Congress will likely need to raise the debt limit by late February to avoid a missed payment, according to Treasury Secretary Jack Lew.
In a letter sent to lawmakers Wednesday, Lew said the timeline for a borrowing boost has moved up slightly. When he first pressed Congress to increase the debt cap in December, he estimated a default could occur as late as early March.
But based on “our best and most recent information,” Lew now pegged the default deadline as sometime in late February, calling on Congress to boost it as soon as possible.
“I respectfully urge Congress to provide certainty and stability to the economy and financial markets by acting to raise the debt limit before February 7, 2014, and certainly before late February,” he wrote.
Speaker John Boehner’s office said that any debt ceiling increase needs to include concessions from President Obama.
“The Speaker has said that we should not default on our debt, or even get close to it, but a ‘clean’ debt limit increase simply won’t pass in the House.

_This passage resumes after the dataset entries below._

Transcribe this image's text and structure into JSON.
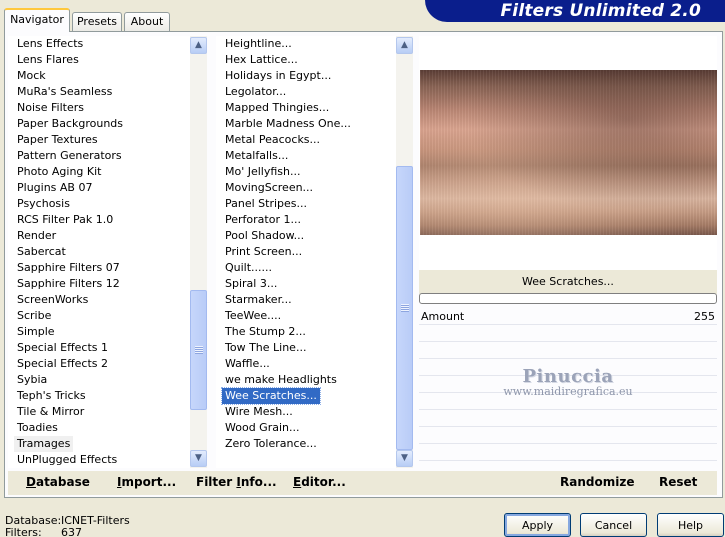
{
  "tabs": [
    {
      "label": "Navigator"
    },
    {
      "label": "Presets"
    },
    {
      "label": "About"
    }
  ],
  "banner": {
    "title": "Filters Unlimited 2.0"
  },
  "categories": {
    "items": [
      "Lens Effects",
      "Lens Flares",
      "Mock",
      "MuRa's Seamless",
      "Noise Filters",
      "Paper Backgrounds",
      "Paper Textures",
      "Pattern Generators",
      "Photo Aging Kit",
      "Plugins AB 07",
      "Psychosis",
      "RCS Filter Pak 1.0",
      "Render",
      "Sabercat",
      "Sapphire Filters 07",
      "Sapphire Filters 12",
      "ScreenWorks",
      "Scribe",
      "Simple",
      "Special Effects 1",
      "Special Effects 2",
      "Sybia",
      "Teph's Tricks",
      "Tile & Mirror",
      "Toadies",
      "Tramages",
      "UnPlugged Effects"
    ],
    "selected": "Tramages"
  },
  "filters": {
    "items": [
      "Heightline...",
      "Hex Lattice...",
      "Holidays in Egypt...",
      "Legolator...",
      "Mapped Thingies...",
      "Marble Madness One...",
      "Metal Peacocks...",
      "Metalfalls...",
      "Mo' Jellyfish...",
      "MovingScreen...",
      "Panel Stripes...",
      "Perforator 1...",
      "Pool Shadow...",
      "Print Screen...",
      "Quilt......",
      "Spiral 3...",
      "Starmaker...",
      "TeeWee....",
      "The Stump 2...",
      "Tow The Line...",
      "Waffle...",
      "we make Headlights",
      "Wee Scratches...",
      "Wire Mesh...",
      "Wood Grain...",
      "Zero Tolerance..."
    ],
    "selected": "Wee Scratches..."
  },
  "preview": {
    "filter_name": "Wee Scratches...",
    "progress": 0
  },
  "params": [
    {
      "label": "Amount",
      "value": "255"
    }
  ],
  "watermark": {
    "name": "Pinuccia",
    "url": "www.maidiregrafica.eu"
  },
  "actions": {
    "database_u": "D",
    "database_rest": "atabase",
    "import_u": "I",
    "import_rest": "mport...",
    "filterinfo_pre": "Filter ",
    "filterinfo_u": "I",
    "filterinfo_rest": "nfo...",
    "editor_u": "E",
    "editor_rest": "ditor...",
    "randomize": "Randomize",
    "reset": "Reset"
  },
  "status": {
    "db_label": "Database:",
    "db_value": "ICNET-Filters",
    "filters_label": "Filters:",
    "filters_value": "637"
  },
  "dialog": {
    "apply": "Apply",
    "cancel": "Cancel",
    "help": "Help"
  }
}
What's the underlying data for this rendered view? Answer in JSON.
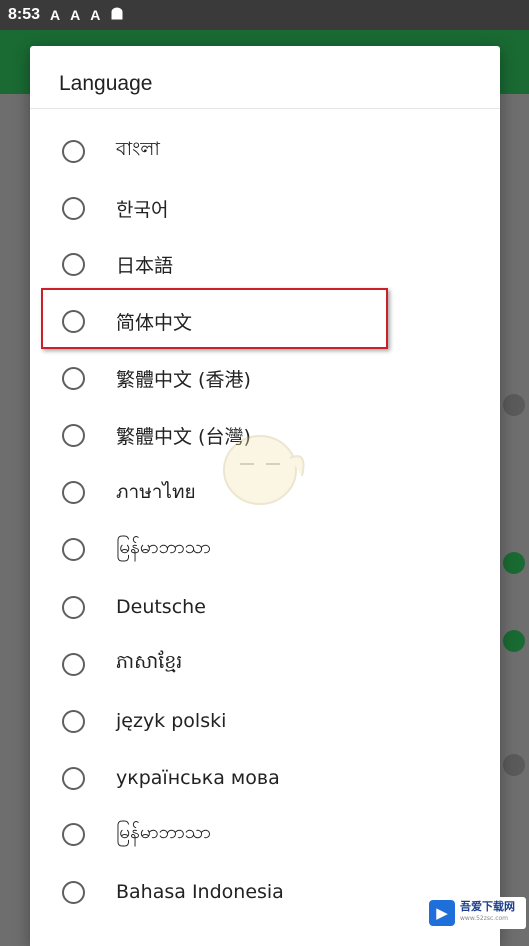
{
  "status_bar": {
    "time": "8:53",
    "icons": [
      "A",
      "A",
      "A",
      "android-icon"
    ]
  },
  "dialog": {
    "title": "Language",
    "selected_highlight": "简体中文",
    "options": [
      {
        "label": "বাংলা"
      },
      {
        "label": "한국어"
      },
      {
        "label": "日本語"
      },
      {
        "label": "简体中文"
      },
      {
        "label": "繁體中文 (香港)"
      },
      {
        "label": "繁體中文 (台灣)"
      },
      {
        "label": "ภาษาไทย"
      },
      {
        "label": "မြန်မာဘာသာ"
      },
      {
        "label": "Deutsche"
      },
      {
        "label": "ភាសាខ្មែរ"
      },
      {
        "label": "język polski"
      },
      {
        "label": "українська мова"
      },
      {
        "label": "မြန်မာဘာသာ"
      },
      {
        "label": "Bahasa Indonesia"
      }
    ]
  },
  "watermark": {
    "brand": "吾爱下载网",
    "sub": "www.52zsc.com"
  },
  "colors": {
    "appbar": "#1a6a33",
    "highlight_border": "#c9202a"
  }
}
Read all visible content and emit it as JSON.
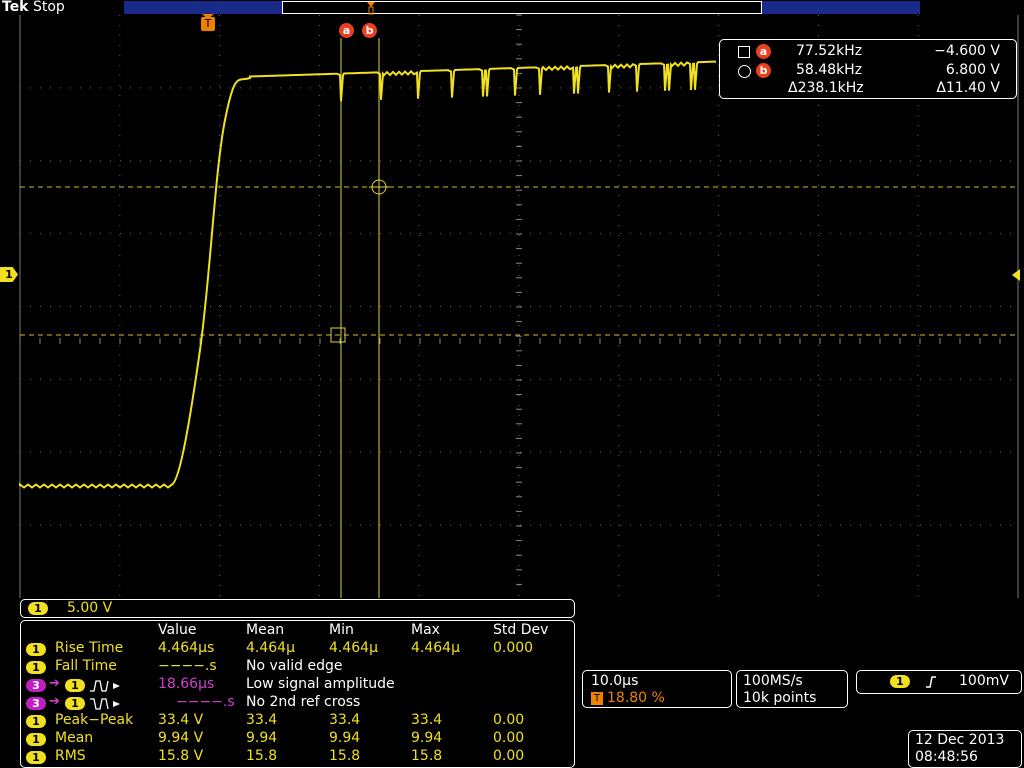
{
  "header": {
    "brand": "Tek",
    "status": "Stop"
  },
  "markers": {
    "trigger": "T",
    "cursor_a": "a",
    "cursor_b": "b",
    "channel1": "1"
  },
  "cursor_readout": {
    "a_freq": "77.52kHz",
    "a_volt": "−4.600 V",
    "b_freq": "58.48kHz",
    "b_volt": "6.800 V",
    "delta_freq": "Δ238.1kHz",
    "delta_volt": "Δ11.40 V"
  },
  "channel_scale": {
    "channel": "1",
    "value": "5.00 V"
  },
  "measurements": {
    "headers": [
      "Value",
      "Mean",
      "Min",
      "Max",
      "Std Dev"
    ],
    "rows": [
      {
        "ch": "1",
        "ch2": "",
        "label": "Rise Time",
        "value": "4.464µs",
        "mean": "4.464µ",
        "min": "4.464µ",
        "max": "4.464µ",
        "std": "0.000",
        "type": "full"
      },
      {
        "ch": "1",
        "ch2": "",
        "label": "Fall Time",
        "value": "−−−−.s",
        "msg": "No valid edge",
        "type": "msg"
      },
      {
        "ch": "3",
        "ch2": "1",
        "label": "",
        "value": "18.66µs",
        "msg": "Low signal amplitude",
        "type": "msg3"
      },
      {
        "ch": "3",
        "ch2": "1",
        "label": "",
        "value": "−−−−.s",
        "msg": "No 2nd ref cross",
        "type": "msg3"
      },
      {
        "ch": "1",
        "ch2": "",
        "label": "Peak−Peak",
        "value": "33.4 V",
        "mean": "33.4",
        "min": "33.4",
        "max": "33.4",
        "std": "0.00",
        "type": "full"
      },
      {
        "ch": "1",
        "ch2": "",
        "label": "Mean",
        "value": "9.94 V",
        "mean": "9.94",
        "min": "9.94",
        "max": "9.94",
        "std": "0.00",
        "type": "full"
      },
      {
        "ch": "1",
        "ch2": "",
        "label": "RMS",
        "value": "15.8 V",
        "mean": "15.8",
        "min": "15.8",
        "max": "15.8",
        "std": "0.00",
        "type": "full"
      }
    ]
  },
  "timebase": {
    "scale": "10.0µs",
    "trigger_pos": "18.80 %",
    "trigger_icon": "T"
  },
  "acquisition": {
    "rate": "100MS/s",
    "points": "10k points"
  },
  "trigger": {
    "channel": "1",
    "level": "100mV"
  },
  "datetime": {
    "date": "12 Dec  2013",
    "time": "08:48:56"
  },
  "colors": {
    "ch1": "#f0e020",
    "ch3": "#c020c0",
    "trigger": "#f08000",
    "cursor": "#e84020"
  }
}
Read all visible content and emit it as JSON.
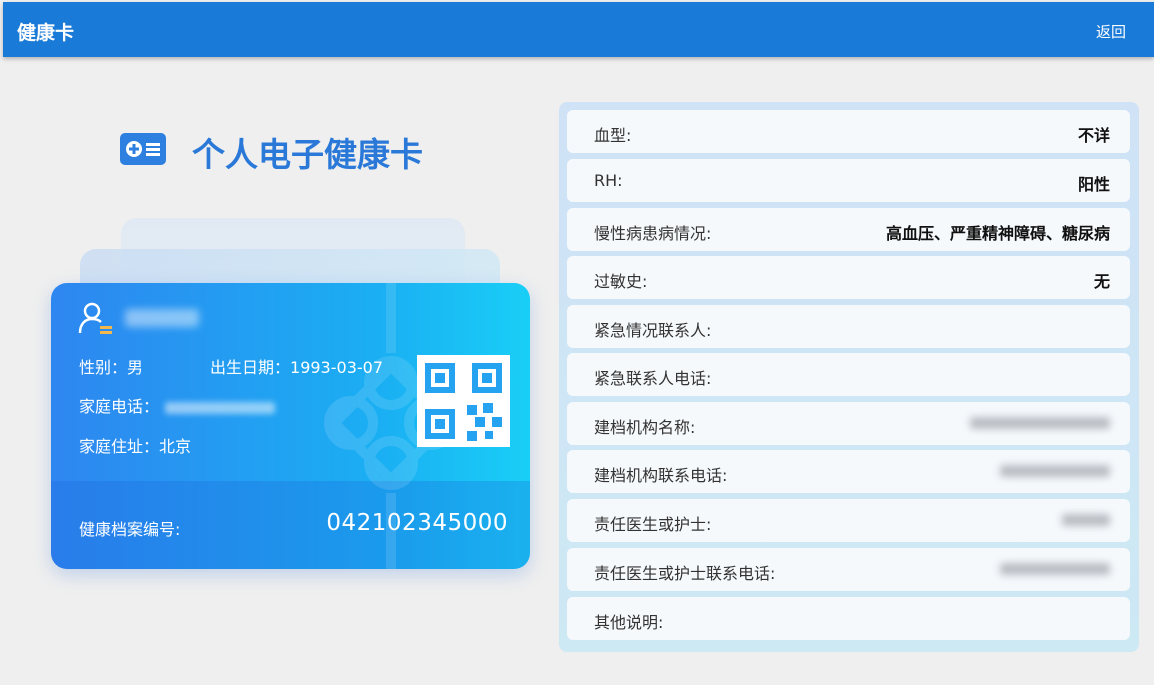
{
  "topbar": {
    "title": "健康卡",
    "back_label": "返回"
  },
  "heading": {
    "icon": "health-card-icon",
    "title": "个人电子健康卡"
  },
  "card": {
    "gender_label": "性别：",
    "gender_value": "男",
    "birth_label": "出生日期：",
    "birth_value": "1993-03-07",
    "phone_label": "家庭电话：",
    "address_label": "家庭住址：",
    "address_value": "北京",
    "archive_label": "健康档案编号:",
    "archive_no": "042102345000",
    "colors": {
      "start": "#2e86f0",
      "end": "#19cff6"
    }
  },
  "info": {
    "rows": [
      {
        "label": "血型:",
        "value": "不详"
      },
      {
        "label": "RH:",
        "value": "阳性"
      },
      {
        "label": "慢性病患病情况:",
        "value": "高血压、严重精神障碍、糖尿病"
      },
      {
        "label": "过敏史:",
        "value": "无"
      },
      {
        "label": "紧急情况联系人:",
        "value": ""
      },
      {
        "label": "紧急联系人电话:",
        "value": ""
      },
      {
        "label": "建档机构名称:",
        "value": ""
      },
      {
        "label": "建档机构联系电话:",
        "value": ""
      },
      {
        "label": "责任医生或护士:",
        "value": ""
      },
      {
        "label": "责任医生或护士联系电话:",
        "value": ""
      },
      {
        "label": "其他说明:",
        "value": ""
      }
    ]
  },
  "accent": "#1a7ad8"
}
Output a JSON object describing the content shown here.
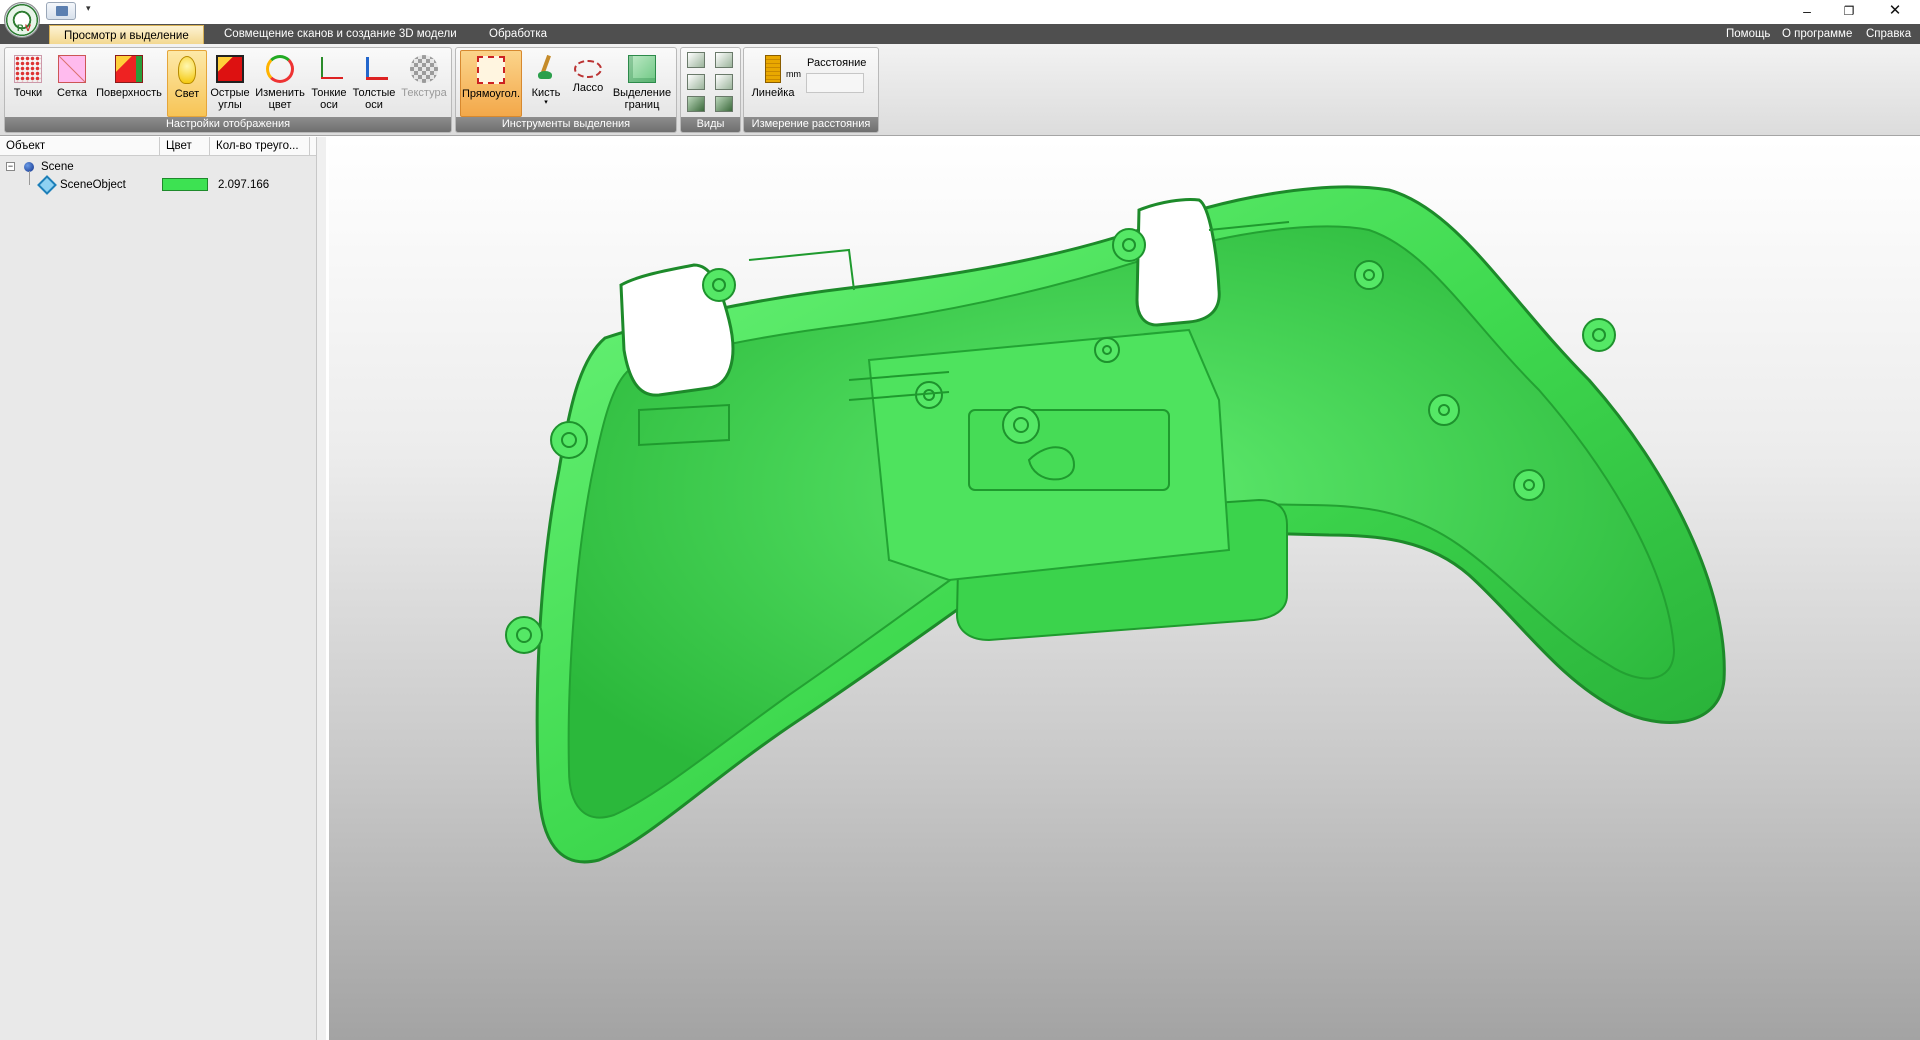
{
  "titlebar": {
    "window_buttons": {
      "minimize": "–",
      "maximize": "❐",
      "close": "✕"
    },
    "quick_access": {
      "dropdown": "▾"
    },
    "logo": {
      "letters_r": "R",
      "letters_v": "V"
    }
  },
  "tabs": {
    "view_select": "Просмотр и выделение",
    "align": "Совмещение сканов и создание 3D модели",
    "processing": "Обработка"
  },
  "top_menu": {
    "help": "Помощь",
    "about": "О программе",
    "reference": "Справка"
  },
  "ribbon": {
    "display": {
      "label": "Настройки отображения",
      "points": "Точки",
      "mesh": "Сетка",
      "surface": "Поверхность",
      "light": "Свет",
      "sharp_edges": "Острые\nуглы",
      "change_color": "Изменить\nцвет",
      "thin_axes": "Тонкие\nоси",
      "thick_axes": "Толстые\nоси",
      "texture": "Текстура"
    },
    "selection": {
      "label": "Инструменты выделения",
      "rectangle": "Прямоугол.",
      "brush": "Кисть",
      "lasso": "Лассо",
      "boundary": "Выделение\nграниц",
      "dropdown": "▾"
    },
    "views": {
      "label": "Виды"
    },
    "measure": {
      "label": "Измерение расстояния",
      "ruler": "Линейка",
      "ruler_unit": "mm",
      "distance_label": "Расстояние",
      "distance_value": ""
    }
  },
  "tree": {
    "columns": [
      "Объект",
      "Цвет",
      "Кол-во треуго..."
    ],
    "rows": [
      {
        "name": "Scene",
        "expander": "−",
        "count": ""
      },
      {
        "name": "SceneObject",
        "count": "2.097.166",
        "color": "#3de252"
      }
    ]
  },
  "viewport": {
    "model_color": "#3fd94f"
  }
}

We hope and expect the White House will work with us on a timely, fiscally-responsible solution,” spokesman Michael Steel said.
October’s deal to end the government shutdown also suspended the nation’s $16.7 trillion borrowing cap until Feb. 7. On that date, the borrowing limit will be automatically increased to cover all governmental borrowing done during the suspended period.
And on that date, without an increase, the Treasury will begin to employ its set of “extraordinary measures” to free up room under the cap to remain current on payments.